◆ Brief ◆
Reproduce each record verbatim, images excluded.

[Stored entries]

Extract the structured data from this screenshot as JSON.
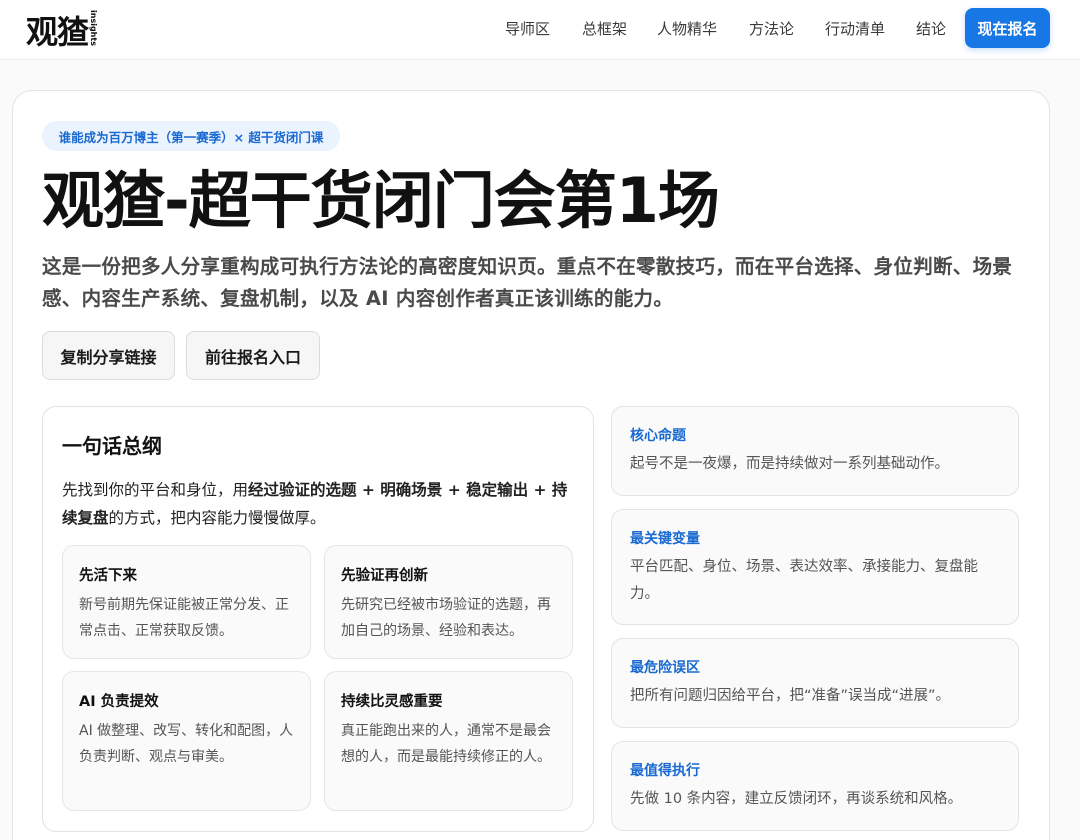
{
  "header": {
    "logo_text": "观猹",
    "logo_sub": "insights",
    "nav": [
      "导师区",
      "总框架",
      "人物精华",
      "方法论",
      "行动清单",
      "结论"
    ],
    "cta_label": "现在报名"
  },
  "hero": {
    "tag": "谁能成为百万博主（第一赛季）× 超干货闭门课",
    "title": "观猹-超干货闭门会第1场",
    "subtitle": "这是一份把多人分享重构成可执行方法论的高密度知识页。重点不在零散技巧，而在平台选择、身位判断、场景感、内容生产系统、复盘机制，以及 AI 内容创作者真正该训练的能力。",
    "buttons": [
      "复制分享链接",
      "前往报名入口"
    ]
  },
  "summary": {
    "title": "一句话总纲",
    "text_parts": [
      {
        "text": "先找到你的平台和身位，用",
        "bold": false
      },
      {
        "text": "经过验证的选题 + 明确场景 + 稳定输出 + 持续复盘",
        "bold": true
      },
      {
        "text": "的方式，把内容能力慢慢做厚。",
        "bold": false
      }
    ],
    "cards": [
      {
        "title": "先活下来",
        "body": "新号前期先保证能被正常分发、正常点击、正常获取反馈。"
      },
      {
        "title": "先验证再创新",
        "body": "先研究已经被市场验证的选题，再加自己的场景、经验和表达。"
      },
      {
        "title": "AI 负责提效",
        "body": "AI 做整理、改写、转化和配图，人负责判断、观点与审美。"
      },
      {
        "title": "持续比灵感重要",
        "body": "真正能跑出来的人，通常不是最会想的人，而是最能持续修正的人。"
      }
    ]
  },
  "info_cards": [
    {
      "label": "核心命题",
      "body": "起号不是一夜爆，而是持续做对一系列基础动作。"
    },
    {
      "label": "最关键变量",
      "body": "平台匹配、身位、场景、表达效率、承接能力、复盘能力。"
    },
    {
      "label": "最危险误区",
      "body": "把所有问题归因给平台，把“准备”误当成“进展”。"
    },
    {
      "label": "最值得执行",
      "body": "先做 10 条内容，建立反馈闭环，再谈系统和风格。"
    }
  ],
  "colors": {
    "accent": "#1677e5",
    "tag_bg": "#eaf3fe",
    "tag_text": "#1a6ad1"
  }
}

◆ Result of this task ◆
Extract the structured data from this screenshot as JSON.
{
  "header": {
    "logo_text": "观猹",
    "logo_sub": "insights",
    "nav": [
      "导师区",
      "总框架",
      "人物精华",
      "方法论",
      "行动清单",
      "结论"
    ],
    "cta_label": "现在报名"
  },
  "hero": {
    "tag": "谁能成为百万博主（第一赛季）× 超干货闭门课",
    "title": "观猹-超干货闭门会第1场",
    "subtitle": "这是一份把多人分享重构成可执行方法论的高密度知识页。重点不在零散技巧，而在平台选择、身位判断、场景感、内容生产系统、复盘机制，以及 AI 内容创作者真正该训练的能力。",
    "buttons": [
      "复制分享链接",
      "前往报名入口"
    ]
  },
  "summary": {
    "title": "一句话总纲",
    "text_parts": [
      {
        "text": "先找到你的平台和身位，用",
        "bold": false
      },
      {
        "text": "经过验证的选题 + 明确场景 + 稳定输出 + 持续复盘",
        "bold": true
      },
      {
        "text": "的方式，把内容能力慢慢做厚。",
        "bold": false
      }
    ],
    "cards": [
      {
        "title": "先活下来",
        "body": "新号前期先保证能被正常分发、正常点击、正常获取反馈。"
      },
      {
        "title": "先验证再创新",
        "body": "先研究已经被市场验证的选题，再加自己的场景、经验和表达。"
      },
      {
        "title": "AI 负责提效",
        "body": "AI 做整理、改写、转化和配图，人负责判断、观点与审美。"
      },
      {
        "title": "持续比灵感重要",
        "body": "真正能跑出来的人，通常不是最会想的人，而是最能持续修正的人。"
      }
    ]
  },
  "info_cards": [
    {
      "label": "核心命题",
      "body": "起号不是一夜爆，而是持续做对一系列基础动作。"
    },
    {
      "label": "最关键变量",
      "body": "平台匹配、身位、场景、表达效率、承接能力、复盘能力。"
    },
    {
      "label": "最危险误区",
      "body": "把所有问题归因给平台，把“准备”误当成“进展”。"
    },
    {
      "label": "最值得执行",
      "body": "先做 10 条内容，建立反馈闭环，再谈系统和风格。"
    }
  ],
  "colors": {
    "accent": "#1677e5",
    "tag_bg": "#eaf3fe",
    "tag_text": "#1a6ad1"
  }
}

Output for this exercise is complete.